• [TASK INSTRUCTIONS] Return each line of the entries that mentions the word "광주캠퍼스".

• [DATA IN THIS EXERCISE]
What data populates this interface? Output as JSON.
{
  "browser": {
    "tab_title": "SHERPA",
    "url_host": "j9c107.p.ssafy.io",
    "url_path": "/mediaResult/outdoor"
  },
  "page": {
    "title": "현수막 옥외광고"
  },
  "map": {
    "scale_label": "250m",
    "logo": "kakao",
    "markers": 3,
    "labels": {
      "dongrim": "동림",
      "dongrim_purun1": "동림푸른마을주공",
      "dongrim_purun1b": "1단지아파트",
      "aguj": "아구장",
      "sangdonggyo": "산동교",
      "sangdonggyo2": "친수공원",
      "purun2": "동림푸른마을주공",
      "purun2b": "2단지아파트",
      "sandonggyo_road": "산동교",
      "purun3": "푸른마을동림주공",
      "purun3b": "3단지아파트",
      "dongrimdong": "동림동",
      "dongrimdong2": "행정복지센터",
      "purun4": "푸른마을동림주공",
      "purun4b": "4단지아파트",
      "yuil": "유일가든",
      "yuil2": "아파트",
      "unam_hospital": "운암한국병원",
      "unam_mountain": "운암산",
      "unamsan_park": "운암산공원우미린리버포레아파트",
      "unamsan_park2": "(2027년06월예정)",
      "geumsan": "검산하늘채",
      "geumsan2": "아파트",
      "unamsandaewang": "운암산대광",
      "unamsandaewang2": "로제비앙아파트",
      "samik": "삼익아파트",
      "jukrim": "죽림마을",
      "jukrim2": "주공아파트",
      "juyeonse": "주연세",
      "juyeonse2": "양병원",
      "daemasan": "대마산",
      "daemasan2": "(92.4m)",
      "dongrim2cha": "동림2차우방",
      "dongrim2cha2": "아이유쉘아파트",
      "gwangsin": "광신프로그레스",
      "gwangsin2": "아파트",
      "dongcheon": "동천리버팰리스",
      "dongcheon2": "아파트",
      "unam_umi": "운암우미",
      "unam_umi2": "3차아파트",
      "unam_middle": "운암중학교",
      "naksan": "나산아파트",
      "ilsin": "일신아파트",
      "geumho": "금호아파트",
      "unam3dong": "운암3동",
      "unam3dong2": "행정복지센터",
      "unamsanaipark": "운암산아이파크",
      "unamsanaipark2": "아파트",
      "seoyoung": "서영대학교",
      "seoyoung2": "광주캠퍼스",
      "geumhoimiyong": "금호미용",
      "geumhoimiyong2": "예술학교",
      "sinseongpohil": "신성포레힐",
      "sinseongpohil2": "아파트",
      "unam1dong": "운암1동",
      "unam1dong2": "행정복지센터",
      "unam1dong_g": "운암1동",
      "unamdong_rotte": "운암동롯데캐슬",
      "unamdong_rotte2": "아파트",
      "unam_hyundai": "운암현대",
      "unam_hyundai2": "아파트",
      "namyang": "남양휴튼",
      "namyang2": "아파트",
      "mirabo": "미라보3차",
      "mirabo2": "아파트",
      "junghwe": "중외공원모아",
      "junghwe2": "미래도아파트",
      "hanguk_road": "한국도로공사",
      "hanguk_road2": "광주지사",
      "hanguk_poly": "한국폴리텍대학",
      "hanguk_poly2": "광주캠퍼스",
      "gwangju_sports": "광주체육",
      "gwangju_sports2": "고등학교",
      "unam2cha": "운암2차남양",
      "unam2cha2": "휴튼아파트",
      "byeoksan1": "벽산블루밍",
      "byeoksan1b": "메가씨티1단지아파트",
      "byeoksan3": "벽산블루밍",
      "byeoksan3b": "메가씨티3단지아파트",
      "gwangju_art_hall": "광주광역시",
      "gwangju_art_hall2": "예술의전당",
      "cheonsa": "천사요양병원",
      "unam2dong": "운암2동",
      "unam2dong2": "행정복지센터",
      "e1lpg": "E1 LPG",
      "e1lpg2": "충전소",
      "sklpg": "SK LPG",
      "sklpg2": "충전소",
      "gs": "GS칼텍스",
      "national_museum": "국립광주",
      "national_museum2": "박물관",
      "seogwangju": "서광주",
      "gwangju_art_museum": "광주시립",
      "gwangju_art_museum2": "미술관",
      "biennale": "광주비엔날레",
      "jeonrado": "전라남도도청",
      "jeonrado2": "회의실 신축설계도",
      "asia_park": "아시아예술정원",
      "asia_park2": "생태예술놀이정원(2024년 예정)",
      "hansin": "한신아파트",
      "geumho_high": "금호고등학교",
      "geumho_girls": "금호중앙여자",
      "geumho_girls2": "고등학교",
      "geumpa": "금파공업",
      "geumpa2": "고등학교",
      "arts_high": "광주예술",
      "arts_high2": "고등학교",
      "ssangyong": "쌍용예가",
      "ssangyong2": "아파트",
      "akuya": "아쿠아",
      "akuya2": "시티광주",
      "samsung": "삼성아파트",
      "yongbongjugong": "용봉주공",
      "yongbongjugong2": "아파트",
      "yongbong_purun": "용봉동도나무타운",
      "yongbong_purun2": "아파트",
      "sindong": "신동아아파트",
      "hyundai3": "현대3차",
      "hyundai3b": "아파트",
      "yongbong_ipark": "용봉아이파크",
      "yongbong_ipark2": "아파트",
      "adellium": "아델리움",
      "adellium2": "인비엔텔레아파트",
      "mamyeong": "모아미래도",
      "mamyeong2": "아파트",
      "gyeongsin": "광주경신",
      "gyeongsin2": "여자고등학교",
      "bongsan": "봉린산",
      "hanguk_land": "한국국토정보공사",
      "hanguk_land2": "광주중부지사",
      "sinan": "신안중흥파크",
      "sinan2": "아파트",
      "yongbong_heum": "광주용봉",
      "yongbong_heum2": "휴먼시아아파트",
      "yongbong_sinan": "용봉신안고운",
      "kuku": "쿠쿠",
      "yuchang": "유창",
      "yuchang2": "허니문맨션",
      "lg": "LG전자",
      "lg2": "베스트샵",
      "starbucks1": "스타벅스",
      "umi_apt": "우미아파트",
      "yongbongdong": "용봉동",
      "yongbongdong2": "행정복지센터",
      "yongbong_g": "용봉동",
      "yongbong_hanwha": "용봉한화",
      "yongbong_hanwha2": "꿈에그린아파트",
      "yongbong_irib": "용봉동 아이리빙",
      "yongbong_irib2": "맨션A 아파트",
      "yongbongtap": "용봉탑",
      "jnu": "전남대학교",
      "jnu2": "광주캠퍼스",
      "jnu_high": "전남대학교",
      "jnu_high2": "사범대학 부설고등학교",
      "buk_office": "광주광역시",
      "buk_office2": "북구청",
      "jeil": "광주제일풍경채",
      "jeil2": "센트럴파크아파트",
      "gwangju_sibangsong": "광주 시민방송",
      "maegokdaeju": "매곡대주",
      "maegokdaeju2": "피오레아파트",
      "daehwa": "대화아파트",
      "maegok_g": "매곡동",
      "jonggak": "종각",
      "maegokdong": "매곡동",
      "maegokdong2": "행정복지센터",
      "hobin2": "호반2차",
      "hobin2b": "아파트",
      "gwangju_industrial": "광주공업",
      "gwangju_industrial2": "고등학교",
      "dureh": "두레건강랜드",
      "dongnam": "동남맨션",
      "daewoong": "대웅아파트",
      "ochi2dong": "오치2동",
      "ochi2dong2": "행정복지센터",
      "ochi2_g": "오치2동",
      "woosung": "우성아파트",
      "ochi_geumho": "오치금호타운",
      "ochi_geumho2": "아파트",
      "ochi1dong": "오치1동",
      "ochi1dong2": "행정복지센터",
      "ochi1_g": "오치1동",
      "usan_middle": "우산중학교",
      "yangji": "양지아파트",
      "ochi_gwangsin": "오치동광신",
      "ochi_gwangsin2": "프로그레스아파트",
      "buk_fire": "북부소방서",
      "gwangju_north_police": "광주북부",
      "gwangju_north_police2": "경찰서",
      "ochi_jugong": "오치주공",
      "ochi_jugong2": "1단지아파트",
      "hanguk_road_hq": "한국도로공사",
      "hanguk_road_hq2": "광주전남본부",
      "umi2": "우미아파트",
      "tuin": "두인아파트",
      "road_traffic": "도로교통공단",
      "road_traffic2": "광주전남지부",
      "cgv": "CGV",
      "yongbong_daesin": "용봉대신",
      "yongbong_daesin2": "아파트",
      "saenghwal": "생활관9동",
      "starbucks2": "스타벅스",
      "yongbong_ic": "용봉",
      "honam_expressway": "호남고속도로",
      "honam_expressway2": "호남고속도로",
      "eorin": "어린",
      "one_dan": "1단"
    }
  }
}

• [RESULT]
      "seoyoung2": "광주캠퍼스",
      "hanguk_poly2": "광주캠퍼스",
      "jnu2": "광주캠퍼스",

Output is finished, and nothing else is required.